But the establishment of deposit and wholesale funding guarantees by the Australian and New Zealand governments in October 2008 and central bank actions in both countries to provide sufficient liquidity helped maintain confidence in the financial sector. Despite the most intense turmoil in international markets in decades, banks in both countries generally maintained access to capital market funding (both domestic and offshore) and experienced strong growth in deposits.
Despite a relatively high share of loans to the domestic household sector, the analyses found that banks in Australia and New Zealand could handle an increase in mortgage defaults. Moreover, a number of factors tend to mitigate risks of a large increase in bank losses from mortgage lending:
• Interest rates on new and existing mortgages fell substantially from mid 2008, which makes it easier for households to service the loans.

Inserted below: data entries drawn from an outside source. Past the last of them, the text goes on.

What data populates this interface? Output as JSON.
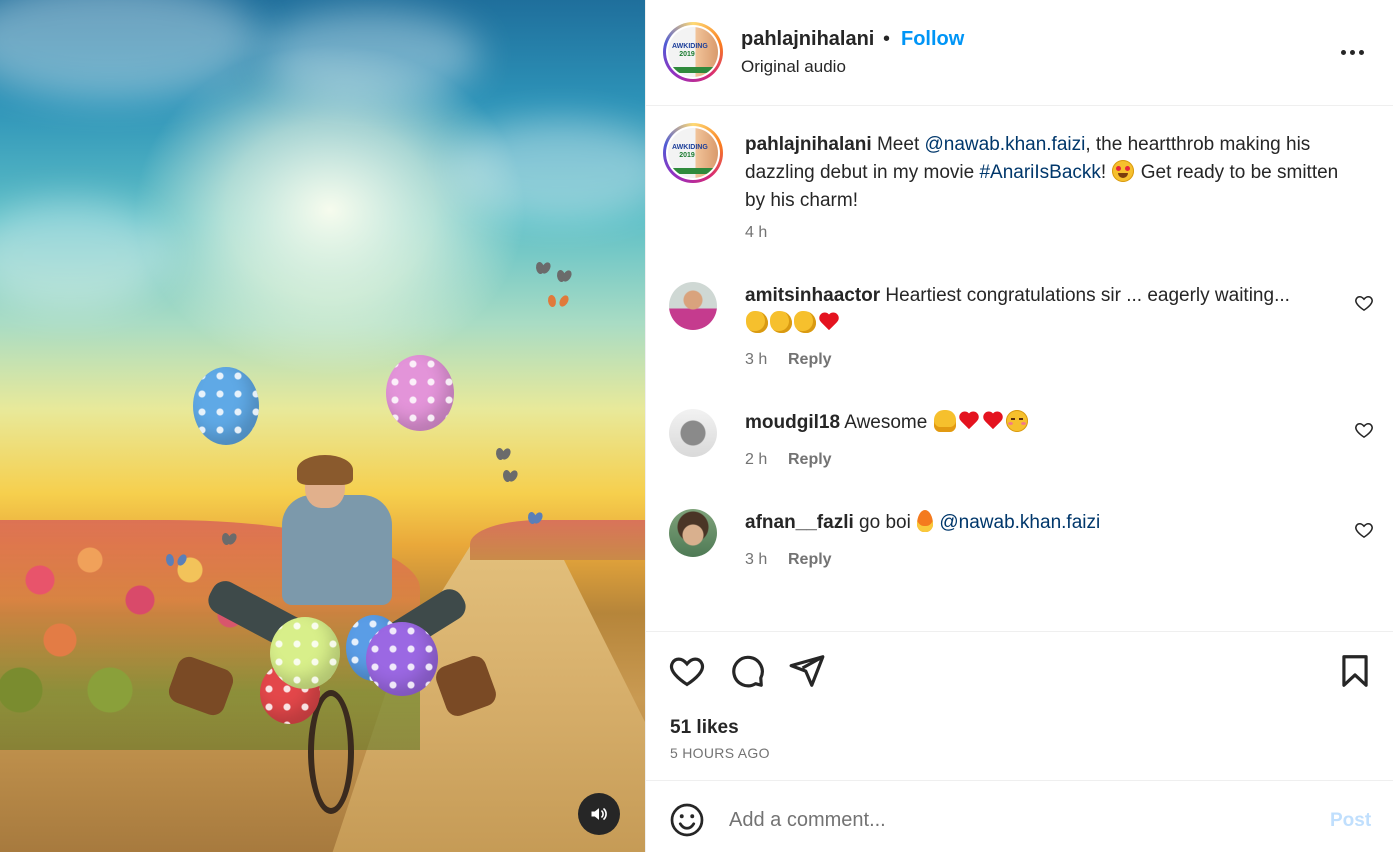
{
  "post": {
    "username": "pahlajnihalani",
    "follow_label": "Follow",
    "dot": "•",
    "audio": "Original audio",
    "avatar_text_line1": "AWKIDING",
    "avatar_text_line2": "2019",
    "more_icon": "more-horizontal-icon"
  },
  "caption": {
    "username": "pahlajnihalani",
    "text_before_mention": " Meet ",
    "mention": "@nawab.khan.faizi",
    "text_after_mention": ", the heartthrob making his dazzling debut in my movie ",
    "hashtag": "#AnariIsBackk",
    "text_after_hashtag": "! ",
    "text_end": " Get ready to be smitten by his charm!",
    "time": "4 h"
  },
  "comments": [
    {
      "username": "amitsinhaactor",
      "text": " Heartiest congratulations sir ... eagerly waiting...",
      "time": "3 h",
      "reply_label": "Reply"
    },
    {
      "username": "moudgil18",
      "text": " Awesome ",
      "time": "2 h",
      "reply_label": "Reply"
    },
    {
      "username": "afnan__fazli",
      "text": " go boi ",
      "mention": "@nawab.khan.faizi",
      "time": "3 h",
      "reply_label": "Reply"
    }
  ],
  "actions": {
    "likes": "51 likes",
    "posted_ago": "5 HOURS AGO"
  },
  "add_comment": {
    "placeholder": "Add a comment...",
    "post_label": "Post"
  },
  "colors": {
    "accent": "#0095f6",
    "link": "#00376b",
    "muted": "#737373",
    "post_disabled": "#c0dffd"
  }
}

• A portion of the high loan-to-valuation ratio mortgages is insured, usually by third parties.
• The legal framework makes the homeowner liable for remaining debt after repossession by a bank.
• Only a small share of owner-occupied households belonged to the higher risk group with debt-service ratios over 30 percent of disposable income and loan-to-valuation ratios above 80 percent. For Australia this share was 7 ½ percent, and for New Zealand the share was even lower, at 3½ percent.
Potential corporate loan defaults
The studies look at balance sheet and market-based indicators to determine the danger to banks from their corporate loan portfolios.
Balance-sheet indicators show that the corporate sectors in both Australia and New Zealand are sound. Leverage—whether defined as the debt to assets ratio or the debt to equity ratio— has remained stable and broadly similar to other advanced countries. Corporate profitability has improved considerably since the late 1990s and liquidity has increased.
Yet, as the global crisis unfolded, balance sheets of nonfinancial firms across the globe began to weaken, including those in Australia and New Zealand. Market-based indicators such as spreads on credit default swaps (CDS) suggest that corporate solvency risks increased from 2008 through early 2009, in line with all the other advanced economies, but that those risks remain manageable.
A contingent claim analysis (CCA)—which combines balance sheet information with prices prevailing in financial markets to obtain forward-looking measures of the risk of defaults—estimated that Australian and New Zealand banks’ losses could amount to about 2 percent of total loans, based on April 2009 data. That performance would be better than that of other countries, both in the region and elsewhere. Indeed, since April, prospects have improved. CDS spreads have narrowed substantially, suggesting that potential losses could be appreciably lower.
Assuring continued soundness
By a wide variety of criteria, including market-based indicators and financial ratios, Australian and New Zealand banks are among the strongest international banks. Nevertheless, the IMF papers concluded, the Australian Prudential Regulation Authority and Reserve Bank of New Zealand should conduct more rigorous stress tests of their banks, given the severity of the global crisis. These tests should be conducted jointly across the two countries given their inter-connected banking systems.
This article is based on two IMF Working Papers: “Australian Bank and Corporate Sector Vulnerabilities—An International Perspective,” by Előd Takáts and Patrizia Tumbarello; and “New Zealand Bank Vulnerabilities in International Perspective,” by Ray Brooks and Rodrigo Cubero.